  8. Thanks Robyn, I’m honoured!

  9. Hi Mark,

    I love your article! So creative and witty. Like Mona Lisa, the advice you gave is timeless. “Make the world your oyster” is now much easier to do with the internet (and cheaper airfares). ๐Ÿ™‚

  10. This is a very creative presentation of effective marketing secrets.

    It’s a great post informative and entertaining at the same time.

    I think this thought falls under item 6..

    I wonder how much more successful the Mona Lisa would have been if she was able to market herself on twitter?

    Would you follow her on twitter? I know I would..

  11. Thank you Nikki, Isobel.

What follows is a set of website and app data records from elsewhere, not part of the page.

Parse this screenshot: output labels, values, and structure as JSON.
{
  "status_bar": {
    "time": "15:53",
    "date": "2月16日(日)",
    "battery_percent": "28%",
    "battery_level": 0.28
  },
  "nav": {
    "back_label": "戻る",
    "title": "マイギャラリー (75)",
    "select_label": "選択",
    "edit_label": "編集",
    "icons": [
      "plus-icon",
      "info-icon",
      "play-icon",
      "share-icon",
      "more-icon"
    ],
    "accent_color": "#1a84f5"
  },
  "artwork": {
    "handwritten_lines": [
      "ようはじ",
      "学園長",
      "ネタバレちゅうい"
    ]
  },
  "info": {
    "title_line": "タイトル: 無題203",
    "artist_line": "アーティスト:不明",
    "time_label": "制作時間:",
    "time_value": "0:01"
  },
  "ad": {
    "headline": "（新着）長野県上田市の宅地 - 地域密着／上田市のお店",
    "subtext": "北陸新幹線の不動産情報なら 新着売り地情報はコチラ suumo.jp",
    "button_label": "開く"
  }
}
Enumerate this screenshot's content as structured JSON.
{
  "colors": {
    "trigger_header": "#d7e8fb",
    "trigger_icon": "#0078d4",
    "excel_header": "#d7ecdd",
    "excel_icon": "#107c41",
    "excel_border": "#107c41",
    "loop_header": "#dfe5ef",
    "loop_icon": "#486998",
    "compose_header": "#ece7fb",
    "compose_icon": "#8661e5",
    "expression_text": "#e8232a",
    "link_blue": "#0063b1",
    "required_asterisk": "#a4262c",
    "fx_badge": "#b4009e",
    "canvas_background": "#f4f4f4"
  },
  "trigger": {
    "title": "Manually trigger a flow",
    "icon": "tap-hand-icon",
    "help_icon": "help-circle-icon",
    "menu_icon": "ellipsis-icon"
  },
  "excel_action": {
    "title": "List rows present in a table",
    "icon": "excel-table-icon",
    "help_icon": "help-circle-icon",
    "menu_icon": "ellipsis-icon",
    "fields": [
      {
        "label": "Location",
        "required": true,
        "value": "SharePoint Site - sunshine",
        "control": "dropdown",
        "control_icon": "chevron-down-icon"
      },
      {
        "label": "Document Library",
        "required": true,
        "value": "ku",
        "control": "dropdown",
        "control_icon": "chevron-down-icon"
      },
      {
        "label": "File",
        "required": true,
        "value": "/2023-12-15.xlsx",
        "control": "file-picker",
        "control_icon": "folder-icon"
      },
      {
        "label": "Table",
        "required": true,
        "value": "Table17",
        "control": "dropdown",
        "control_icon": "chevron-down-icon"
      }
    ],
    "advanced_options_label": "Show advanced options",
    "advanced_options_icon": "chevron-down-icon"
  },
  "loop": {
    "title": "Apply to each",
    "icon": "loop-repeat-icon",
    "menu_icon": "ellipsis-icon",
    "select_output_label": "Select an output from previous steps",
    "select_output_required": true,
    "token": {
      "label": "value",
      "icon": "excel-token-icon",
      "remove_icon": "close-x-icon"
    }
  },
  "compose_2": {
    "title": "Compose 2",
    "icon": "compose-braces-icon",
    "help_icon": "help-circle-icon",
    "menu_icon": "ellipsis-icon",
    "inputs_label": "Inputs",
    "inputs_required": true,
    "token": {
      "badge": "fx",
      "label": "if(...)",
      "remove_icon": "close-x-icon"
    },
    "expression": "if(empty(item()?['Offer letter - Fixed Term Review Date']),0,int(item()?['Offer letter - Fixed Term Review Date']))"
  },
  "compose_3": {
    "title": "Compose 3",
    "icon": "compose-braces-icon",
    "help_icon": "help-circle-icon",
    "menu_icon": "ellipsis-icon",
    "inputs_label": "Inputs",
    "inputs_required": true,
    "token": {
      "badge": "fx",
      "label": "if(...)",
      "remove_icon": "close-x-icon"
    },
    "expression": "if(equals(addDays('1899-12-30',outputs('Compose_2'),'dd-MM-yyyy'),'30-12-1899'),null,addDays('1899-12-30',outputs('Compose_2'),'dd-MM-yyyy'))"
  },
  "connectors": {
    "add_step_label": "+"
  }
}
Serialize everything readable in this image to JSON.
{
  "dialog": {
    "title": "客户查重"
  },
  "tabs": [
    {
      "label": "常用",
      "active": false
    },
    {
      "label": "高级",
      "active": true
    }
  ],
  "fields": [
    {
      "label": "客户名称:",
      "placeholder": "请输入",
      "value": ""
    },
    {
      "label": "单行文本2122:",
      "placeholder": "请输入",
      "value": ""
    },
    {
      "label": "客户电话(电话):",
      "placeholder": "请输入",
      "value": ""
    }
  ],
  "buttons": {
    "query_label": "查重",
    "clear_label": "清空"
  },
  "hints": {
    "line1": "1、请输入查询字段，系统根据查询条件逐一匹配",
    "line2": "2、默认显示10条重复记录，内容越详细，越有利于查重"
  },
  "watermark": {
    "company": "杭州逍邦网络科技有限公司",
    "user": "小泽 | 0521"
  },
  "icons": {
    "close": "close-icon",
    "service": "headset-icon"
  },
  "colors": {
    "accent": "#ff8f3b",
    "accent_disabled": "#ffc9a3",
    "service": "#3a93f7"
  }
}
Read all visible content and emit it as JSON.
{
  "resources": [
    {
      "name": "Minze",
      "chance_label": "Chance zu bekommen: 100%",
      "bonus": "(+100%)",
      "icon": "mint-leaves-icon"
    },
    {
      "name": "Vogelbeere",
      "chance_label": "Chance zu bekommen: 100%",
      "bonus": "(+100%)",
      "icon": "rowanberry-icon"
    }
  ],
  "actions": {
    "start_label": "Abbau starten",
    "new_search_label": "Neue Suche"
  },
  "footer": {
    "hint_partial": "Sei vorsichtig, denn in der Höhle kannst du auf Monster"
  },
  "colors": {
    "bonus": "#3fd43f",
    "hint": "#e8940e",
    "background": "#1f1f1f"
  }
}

    Cheap flights and Twitter? Sounds like Mona’s missing a trick or two! ๐Ÿ˜‰